This story should excite serious reflection and concern by EE's living in Texas, especially those who are not P.E.'s but may want to contest a traffic ticket or merely comment on an issue or a problem. Texas P.E.'s are aware of the Texas Engineering Practice Act and Rules, but this is also an area of nuances and interpretation. (PI)² will have Mr. David Daigle, P.E., the Director of Compliance and Enforcement for the Texas Board of Professional Engineers at its July technical meeting. (See however it is that we are listed in this issue). He will present the usual P.E. Board Ethics, but will make time to answer the above questions and any others about the Mats Järlström case. This meeting is not restricted to P.E.'s, non-P.E.'s are also welcomed to attend.
Speaker: Mr. Dave Daigle, Director of Compliance & Enforcement, Texas Board of Professional Engineers
Mr. Daigle joined the Texas Board of Professional Engineers in August 2016 as Director of the Compliance & Enforcement Division. As the Director, Mr. Daigle manages the day-to- day operations of the division to include policy advisory opinions, compliance reviews of continuing education audits, seal imprint approvals, investigations of enforcement cases against violators, and providing outreach programs to educate the public and licensed engineers on engineering matters pertaining to the Board and the Engineering Practice Act. Mr. Daigle is a licensed professional engineer in the state of Texas.
Before joining the State of Texas, he served in the U.S. Navy from July 1991 until he retired in 2016. During his military service, he achieved the enlisted rank of Chief Petty Officer in 1999 while serving as an Electronics Technician for the Naval Nuclear Propulsion Program. He was selected to attend Old Dominion University in 2000 where he earned his Bachelor of Science in Mechanical Engineering and a Masters in Engineering Management. He is also achieved certification as a Naval Nuclear Engineer. As a Naval Officer he achieved the rank of Lieutenant Commander and served as the Engineer on the nuclear submarine USS Alaska and for the Submarine Squadron Twenty.

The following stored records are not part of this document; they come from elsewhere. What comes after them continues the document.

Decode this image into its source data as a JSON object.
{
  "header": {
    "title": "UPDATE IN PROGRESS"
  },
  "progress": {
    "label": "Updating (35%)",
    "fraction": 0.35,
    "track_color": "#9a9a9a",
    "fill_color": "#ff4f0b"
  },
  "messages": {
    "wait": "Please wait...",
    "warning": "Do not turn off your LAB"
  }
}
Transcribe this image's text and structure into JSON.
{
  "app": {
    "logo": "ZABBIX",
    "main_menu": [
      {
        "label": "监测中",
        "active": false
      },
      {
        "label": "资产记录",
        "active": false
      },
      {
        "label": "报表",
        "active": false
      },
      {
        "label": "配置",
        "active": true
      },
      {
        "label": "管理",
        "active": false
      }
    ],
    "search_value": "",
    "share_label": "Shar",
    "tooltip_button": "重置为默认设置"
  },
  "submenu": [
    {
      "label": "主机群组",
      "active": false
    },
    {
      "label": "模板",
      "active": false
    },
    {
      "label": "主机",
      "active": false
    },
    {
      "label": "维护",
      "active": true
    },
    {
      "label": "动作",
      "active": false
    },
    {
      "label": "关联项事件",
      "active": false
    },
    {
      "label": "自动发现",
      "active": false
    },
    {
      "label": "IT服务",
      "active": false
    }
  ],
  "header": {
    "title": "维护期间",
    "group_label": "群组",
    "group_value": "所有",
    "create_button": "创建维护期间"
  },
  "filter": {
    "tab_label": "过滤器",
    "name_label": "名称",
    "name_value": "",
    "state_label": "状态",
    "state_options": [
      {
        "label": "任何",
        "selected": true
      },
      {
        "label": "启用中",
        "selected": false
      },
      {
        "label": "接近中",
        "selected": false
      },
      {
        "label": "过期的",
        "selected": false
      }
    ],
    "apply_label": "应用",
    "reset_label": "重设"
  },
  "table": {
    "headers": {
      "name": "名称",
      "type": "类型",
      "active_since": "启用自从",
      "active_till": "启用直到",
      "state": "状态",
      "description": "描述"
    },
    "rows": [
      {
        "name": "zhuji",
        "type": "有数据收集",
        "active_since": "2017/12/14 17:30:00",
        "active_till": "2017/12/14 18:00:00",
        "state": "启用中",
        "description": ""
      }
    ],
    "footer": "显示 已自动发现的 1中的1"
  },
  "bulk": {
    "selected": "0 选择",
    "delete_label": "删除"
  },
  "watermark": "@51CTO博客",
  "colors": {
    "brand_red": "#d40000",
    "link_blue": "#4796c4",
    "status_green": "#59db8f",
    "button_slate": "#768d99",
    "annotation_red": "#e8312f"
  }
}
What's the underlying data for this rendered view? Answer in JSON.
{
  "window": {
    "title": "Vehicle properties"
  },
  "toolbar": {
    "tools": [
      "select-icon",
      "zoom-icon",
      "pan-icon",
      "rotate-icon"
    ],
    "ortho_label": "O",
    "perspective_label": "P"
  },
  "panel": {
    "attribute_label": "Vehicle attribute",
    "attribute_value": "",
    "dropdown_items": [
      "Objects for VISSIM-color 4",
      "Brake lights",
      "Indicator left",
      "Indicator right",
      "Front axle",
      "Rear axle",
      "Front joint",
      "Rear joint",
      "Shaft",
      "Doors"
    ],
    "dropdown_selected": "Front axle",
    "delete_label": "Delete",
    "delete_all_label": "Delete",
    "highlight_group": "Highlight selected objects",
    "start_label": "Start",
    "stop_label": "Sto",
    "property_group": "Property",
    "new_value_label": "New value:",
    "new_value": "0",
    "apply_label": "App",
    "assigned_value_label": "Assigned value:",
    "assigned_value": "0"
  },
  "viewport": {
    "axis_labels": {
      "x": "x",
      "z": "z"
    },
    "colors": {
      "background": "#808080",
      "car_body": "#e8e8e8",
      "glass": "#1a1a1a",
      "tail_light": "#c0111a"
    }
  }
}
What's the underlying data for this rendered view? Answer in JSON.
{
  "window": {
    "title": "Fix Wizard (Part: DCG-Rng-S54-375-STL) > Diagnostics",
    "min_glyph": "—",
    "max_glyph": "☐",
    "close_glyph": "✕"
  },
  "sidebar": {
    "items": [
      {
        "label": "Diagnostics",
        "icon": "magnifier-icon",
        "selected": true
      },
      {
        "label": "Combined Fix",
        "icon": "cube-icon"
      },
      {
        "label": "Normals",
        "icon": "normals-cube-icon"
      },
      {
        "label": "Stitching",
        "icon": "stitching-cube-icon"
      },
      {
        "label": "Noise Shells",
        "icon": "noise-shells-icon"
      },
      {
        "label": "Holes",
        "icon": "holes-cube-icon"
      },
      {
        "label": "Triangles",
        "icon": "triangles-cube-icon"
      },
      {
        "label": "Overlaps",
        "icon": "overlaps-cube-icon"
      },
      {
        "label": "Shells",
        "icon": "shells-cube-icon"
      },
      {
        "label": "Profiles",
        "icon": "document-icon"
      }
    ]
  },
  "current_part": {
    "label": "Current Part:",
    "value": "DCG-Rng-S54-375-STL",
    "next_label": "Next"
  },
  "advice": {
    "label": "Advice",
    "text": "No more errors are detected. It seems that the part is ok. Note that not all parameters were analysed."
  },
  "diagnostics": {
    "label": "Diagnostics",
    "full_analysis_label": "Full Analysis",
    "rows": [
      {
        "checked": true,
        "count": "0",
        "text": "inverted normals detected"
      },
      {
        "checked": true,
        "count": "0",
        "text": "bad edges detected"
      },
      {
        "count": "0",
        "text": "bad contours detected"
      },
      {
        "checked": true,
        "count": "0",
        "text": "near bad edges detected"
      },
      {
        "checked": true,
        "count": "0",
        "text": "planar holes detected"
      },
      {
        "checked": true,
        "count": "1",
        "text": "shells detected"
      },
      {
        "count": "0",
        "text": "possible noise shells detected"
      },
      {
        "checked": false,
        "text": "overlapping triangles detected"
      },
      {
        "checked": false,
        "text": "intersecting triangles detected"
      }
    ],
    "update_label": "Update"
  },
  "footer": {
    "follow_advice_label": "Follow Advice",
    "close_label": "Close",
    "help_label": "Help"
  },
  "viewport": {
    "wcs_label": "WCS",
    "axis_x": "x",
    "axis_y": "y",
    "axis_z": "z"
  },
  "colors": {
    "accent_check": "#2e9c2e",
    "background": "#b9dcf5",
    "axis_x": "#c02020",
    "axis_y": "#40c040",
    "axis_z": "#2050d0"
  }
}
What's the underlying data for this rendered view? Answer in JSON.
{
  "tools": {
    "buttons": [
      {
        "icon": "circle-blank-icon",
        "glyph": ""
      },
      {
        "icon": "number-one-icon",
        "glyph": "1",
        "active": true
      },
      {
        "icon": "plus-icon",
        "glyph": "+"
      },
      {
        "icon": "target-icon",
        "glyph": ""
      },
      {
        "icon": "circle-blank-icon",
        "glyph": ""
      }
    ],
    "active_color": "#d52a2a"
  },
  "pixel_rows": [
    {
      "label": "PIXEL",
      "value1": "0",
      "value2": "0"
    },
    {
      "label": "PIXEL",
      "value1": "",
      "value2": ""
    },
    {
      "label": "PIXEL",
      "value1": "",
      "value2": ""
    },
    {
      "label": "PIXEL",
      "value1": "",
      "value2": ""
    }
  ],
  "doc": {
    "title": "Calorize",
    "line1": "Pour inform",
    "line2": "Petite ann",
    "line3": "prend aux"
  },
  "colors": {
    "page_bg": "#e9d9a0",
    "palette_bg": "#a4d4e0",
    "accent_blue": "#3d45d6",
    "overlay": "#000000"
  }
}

Mr. Daigle has been awarded the Defense Meritorious Service Medal, Meritorious Service Medal, Navy Commendation Medal (four awards), the Navy Achievement Medal (five awards), andserved on teams that have earned the Meritorious Unit Commendation (two awards) and Battle Efficiency “E” (three awards). While the Engineer on the Alaska, her Engineering Department was awarded the Engineering “E” for Excellence from the Commander of Submarine Squadron Twenty.
Dave and his wife Erika reside in Austin and have four grown children.